Author: Randall Bennett Woods, Genre: Biography & Autobiography, Total Page: 272, Publisher: , ISBN: 0700631801

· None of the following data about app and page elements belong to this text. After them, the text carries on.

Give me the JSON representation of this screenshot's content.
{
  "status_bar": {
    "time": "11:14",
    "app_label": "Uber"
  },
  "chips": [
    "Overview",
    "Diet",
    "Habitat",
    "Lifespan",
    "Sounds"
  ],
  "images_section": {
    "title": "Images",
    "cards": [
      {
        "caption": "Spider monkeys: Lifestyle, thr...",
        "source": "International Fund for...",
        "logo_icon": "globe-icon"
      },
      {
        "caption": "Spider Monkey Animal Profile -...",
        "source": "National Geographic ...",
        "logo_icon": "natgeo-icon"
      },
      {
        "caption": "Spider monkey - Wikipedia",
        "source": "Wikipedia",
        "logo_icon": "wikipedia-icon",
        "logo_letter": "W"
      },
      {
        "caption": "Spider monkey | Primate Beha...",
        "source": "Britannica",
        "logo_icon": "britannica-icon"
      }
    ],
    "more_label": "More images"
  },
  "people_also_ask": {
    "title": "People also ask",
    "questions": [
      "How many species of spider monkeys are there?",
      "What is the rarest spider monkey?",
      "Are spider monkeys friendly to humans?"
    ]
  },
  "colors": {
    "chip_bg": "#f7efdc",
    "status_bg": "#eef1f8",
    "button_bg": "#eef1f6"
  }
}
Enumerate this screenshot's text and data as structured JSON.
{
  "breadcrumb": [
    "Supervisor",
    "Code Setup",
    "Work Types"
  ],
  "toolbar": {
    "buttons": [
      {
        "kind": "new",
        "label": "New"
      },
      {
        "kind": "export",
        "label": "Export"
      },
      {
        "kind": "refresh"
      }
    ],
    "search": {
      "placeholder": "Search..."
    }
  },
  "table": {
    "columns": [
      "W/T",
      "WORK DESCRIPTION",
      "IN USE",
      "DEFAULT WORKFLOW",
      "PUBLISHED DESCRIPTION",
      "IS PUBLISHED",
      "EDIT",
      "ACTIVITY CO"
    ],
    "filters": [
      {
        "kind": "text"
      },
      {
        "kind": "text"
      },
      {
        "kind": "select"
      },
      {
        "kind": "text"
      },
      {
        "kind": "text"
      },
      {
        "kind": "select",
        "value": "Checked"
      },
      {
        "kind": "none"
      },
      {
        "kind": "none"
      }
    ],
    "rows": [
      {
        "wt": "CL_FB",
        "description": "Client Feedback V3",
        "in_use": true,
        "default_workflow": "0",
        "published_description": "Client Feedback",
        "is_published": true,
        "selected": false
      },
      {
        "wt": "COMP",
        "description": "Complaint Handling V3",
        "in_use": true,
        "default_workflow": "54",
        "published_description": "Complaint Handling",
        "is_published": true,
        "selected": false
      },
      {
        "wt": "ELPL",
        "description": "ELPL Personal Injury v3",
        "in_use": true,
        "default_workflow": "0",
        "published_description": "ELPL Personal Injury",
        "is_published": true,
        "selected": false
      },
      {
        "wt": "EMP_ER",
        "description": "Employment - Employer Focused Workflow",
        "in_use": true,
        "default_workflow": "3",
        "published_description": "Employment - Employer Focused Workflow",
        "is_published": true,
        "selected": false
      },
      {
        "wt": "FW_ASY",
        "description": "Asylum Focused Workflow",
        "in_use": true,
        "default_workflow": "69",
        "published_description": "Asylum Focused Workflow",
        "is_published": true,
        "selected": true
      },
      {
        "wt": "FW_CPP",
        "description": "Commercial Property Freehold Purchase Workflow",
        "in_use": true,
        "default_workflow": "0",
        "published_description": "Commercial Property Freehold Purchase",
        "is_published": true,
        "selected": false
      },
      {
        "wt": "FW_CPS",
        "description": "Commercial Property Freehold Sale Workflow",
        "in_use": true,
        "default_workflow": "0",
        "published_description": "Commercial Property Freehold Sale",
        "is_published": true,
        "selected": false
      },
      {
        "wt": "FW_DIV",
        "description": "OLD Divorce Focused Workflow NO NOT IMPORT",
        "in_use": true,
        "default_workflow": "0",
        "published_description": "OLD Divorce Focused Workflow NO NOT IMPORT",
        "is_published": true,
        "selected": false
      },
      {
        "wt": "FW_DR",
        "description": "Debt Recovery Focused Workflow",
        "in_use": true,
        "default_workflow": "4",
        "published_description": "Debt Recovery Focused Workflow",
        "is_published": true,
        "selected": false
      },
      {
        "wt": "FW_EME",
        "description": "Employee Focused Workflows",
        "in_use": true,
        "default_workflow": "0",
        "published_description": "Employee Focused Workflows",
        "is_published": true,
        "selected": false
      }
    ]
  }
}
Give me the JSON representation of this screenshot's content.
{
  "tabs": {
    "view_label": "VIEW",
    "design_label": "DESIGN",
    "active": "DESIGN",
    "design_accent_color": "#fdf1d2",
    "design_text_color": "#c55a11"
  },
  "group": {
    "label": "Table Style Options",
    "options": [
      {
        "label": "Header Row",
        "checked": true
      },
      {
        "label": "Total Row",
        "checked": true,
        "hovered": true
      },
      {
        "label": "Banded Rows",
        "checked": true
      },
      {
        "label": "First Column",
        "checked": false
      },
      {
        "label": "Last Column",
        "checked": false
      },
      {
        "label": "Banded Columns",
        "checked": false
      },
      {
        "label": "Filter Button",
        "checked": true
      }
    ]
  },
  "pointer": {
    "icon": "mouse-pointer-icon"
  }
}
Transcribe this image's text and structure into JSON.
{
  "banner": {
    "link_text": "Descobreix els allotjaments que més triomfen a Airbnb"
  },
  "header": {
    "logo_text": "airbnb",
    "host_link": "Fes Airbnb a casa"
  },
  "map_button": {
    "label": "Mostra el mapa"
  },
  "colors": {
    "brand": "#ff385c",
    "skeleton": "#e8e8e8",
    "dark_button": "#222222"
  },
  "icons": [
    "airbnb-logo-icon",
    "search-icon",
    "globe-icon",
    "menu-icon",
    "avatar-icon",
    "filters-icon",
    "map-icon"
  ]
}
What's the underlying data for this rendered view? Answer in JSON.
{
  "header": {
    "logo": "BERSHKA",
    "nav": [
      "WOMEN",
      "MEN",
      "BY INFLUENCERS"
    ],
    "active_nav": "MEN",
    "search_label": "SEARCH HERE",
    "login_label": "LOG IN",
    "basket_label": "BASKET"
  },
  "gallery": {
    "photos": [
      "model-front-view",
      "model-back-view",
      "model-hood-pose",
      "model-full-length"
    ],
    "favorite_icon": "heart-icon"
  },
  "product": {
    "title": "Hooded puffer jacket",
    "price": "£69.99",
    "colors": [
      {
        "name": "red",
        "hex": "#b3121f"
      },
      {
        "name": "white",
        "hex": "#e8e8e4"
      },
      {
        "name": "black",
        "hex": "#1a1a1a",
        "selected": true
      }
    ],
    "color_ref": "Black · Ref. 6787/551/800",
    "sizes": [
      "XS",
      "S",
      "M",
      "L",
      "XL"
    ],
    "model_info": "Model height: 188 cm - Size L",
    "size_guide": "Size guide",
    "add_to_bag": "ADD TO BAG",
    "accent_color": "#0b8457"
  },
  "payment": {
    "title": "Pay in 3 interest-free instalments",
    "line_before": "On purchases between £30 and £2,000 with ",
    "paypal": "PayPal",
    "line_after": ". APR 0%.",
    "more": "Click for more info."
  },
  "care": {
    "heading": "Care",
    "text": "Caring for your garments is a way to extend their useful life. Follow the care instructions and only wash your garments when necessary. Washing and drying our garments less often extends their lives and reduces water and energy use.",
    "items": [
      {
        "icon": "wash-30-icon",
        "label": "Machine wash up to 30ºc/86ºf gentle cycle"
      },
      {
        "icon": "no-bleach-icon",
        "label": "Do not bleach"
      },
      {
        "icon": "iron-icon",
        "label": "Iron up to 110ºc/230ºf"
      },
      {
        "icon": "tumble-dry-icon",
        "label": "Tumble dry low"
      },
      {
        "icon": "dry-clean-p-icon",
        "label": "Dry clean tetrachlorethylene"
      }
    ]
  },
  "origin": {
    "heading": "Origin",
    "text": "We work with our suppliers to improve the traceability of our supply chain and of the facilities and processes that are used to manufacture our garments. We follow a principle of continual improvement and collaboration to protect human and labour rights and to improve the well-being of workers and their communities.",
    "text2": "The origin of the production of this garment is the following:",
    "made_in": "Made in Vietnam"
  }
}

This book focuses on the career of a single individual--an ambitious, resourceful Black American--and his efforts to realize personal fulfillment in a racist world. No Black American was more determined to realize the promise of American life following the Civil War, nor more frustrated by his inability to do so than John Lewis Waller. Waller, whose first twelve years were spent in slavery, overcame his humble beginnings to become a politician, lawyer, journalist, and diplomat. Nevertheless, his life provides a case study of a middle class black caught between a desire to work within the existing political and economic framework and a need to reject a milieu that was becoming increasingly racist. Waller spent his childhood as a slave in Missouri, and his adolescence on a farm in Iowa. Circumstances and personal ambition combined to allow Waller to acquire a trade--barbering--and a profession--lawyering--in the 1870s. In 1878 he migrated to frontier Kansas, where he practiced law, edited a newspaper, rose to a position of leadership in the black community, and became an important figure in the state Republican party. His political career ended abruptly in 1890, however, when the Republicans rejected his bid to be nominated as the party's candidate for state auditor. Convinced that his defeat was due to the rising tide of racism throughout the nation, he turned his attentions abroad. Waller was particularly susceptible to the lure of overseas empire because he had spent much of his adult life in the midst of a community of people who had succumbed to the myth of a "promised land," who were convinced that the Black person would be best able to realize his potential in economically under-developed regions not yet exploited and controlled by the white man. In 1891 President Benjamin Harrison appointed Waller United States consul to the east African island of Madagascar. By 1894 Waller had obtained a huge land grant there for the founding of a black utopia. He hoped to establish a plantation-colony that would simultaneously advance his personal fortunes, serve as an investment opportunity for aspiring black capitalists, and constitute a refuge for oppressed Afro-Americans who wished to immigrate. He was thwarted once again by racism, however--this time in the guise of French imperialism. Viewing Waller and his plans as a threat to their hegemony in Madagascar, French authorities quashed the concession, arrested Waller on a charge of being a spy, and sentenced him to twenty years in prison. There followed a full-scale diplomatic confrontation between the United States and France. Waller was released after serving ten months in a French prison, but only after the Cleveland administration agreed to discredit him to the point where he would seem guilty as charged. In his early manhood John Lewis Waller had realized that because he was a Negro personal achievement could not be separated from racial advancement. Responding to that perception, he spent a lifetime searching for a frontier where blacks could enjoy the blessings of democracy and capitalism, and yet be free of the blight of racism. Unlike the vast majority of American Blacks of his time, Waller was able to articulate his dreams, have an impact on the larger, white dominated environment, and realize his individual potential to a remarkable degree. Nevertheless, his dreams were ultimately dashed by racism. His sad but fascinating story deserves the careful attention of all students of politics and race relations during the complex post-Civil War year.